It’s refreshing to see a violinist of Hilary Hahn’s stature record these four violin sonatas (Amazon.com, Amazon UK), which have seen a handful of recordings, but never one as high-profile as this one. The performances of these works are sensitive and intimate, and the sound is excellent. The rapport between Hahn and Lisitsa is also evident, as they perform these difficult works in close symbiosis.
Ives’ music is tonal at times, atonal at others (particularly as his music evolved over the years), and notably features a number of “quotations” of American popular and folk songs. Listening to this music demands a great deal of patience, especially if you’re discovering Ives’ idiom for the first time. But this recording is an excellent way to discover Ives’ unique sound world. (The other place to start is with his wonderful Concord Sonata for piano – I have a special appreciation for this recording by Donna Coleman – which puts to music the ideas of the great inhabitants of Concord, Massachusetts: Emerson, Hawthorne, The Alcotts and Thoreau. And while I’m on the subject, let me point out this astounding orchestration of the Concord Sonata, by Henry Brant, and recorded by the San Francisco Symphony and Michael Tilson Thomas, who is a champion of Ives’ music.)

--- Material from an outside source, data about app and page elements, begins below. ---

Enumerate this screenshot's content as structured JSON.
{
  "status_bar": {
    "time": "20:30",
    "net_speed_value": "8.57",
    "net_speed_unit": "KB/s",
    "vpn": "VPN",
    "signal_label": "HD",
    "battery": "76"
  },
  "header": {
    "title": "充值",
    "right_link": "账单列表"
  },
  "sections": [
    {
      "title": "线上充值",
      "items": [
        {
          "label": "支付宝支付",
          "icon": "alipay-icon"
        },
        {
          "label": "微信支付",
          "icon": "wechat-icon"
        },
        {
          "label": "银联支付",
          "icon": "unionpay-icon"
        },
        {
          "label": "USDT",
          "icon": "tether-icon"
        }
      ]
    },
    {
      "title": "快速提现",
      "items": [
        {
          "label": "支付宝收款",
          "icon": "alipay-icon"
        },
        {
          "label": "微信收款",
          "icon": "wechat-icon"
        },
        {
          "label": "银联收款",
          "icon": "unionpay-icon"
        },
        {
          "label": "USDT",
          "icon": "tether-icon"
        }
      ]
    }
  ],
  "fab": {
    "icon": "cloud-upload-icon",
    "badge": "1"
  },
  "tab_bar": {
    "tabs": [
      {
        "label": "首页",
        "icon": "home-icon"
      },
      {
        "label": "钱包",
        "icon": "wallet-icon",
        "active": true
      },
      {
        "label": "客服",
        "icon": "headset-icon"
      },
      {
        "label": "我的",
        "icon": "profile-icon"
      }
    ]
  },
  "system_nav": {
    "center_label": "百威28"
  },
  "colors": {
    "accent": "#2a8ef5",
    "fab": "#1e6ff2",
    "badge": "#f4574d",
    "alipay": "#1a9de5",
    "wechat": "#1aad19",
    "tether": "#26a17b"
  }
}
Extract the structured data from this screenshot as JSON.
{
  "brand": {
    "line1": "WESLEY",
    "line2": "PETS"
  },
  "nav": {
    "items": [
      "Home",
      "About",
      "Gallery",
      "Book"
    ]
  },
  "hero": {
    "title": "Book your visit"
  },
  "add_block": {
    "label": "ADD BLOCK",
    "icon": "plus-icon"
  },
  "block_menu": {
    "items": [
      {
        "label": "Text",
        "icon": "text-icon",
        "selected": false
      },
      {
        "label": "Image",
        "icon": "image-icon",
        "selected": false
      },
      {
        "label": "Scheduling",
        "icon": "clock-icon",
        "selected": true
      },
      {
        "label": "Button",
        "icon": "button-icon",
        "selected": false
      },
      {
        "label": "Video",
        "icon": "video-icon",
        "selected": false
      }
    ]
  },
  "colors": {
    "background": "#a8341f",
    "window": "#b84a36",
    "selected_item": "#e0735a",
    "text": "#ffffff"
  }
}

I’d like to note one criticism of this disc. Too often, recordings are made where one cannot take the time to appreciate the end of one work – especially if it consists of multiple movements – and the beginning of the next work. Some labels pay careful attention to this, adding extra silence between works. On this recording, there is hardly any silence, and you go from one work to the next without realizing, at times, that it’s a different sonata. It doesn’t cost anything to add silence, and it helps the listener appreciate the music, when they have a bit of time to reflect after a work ends.
Here’s Hilary Hahn in an NPR “Tiny Desk Concert,” performing some Bach, and some of the tunes that Ives uses in the violin sonatas: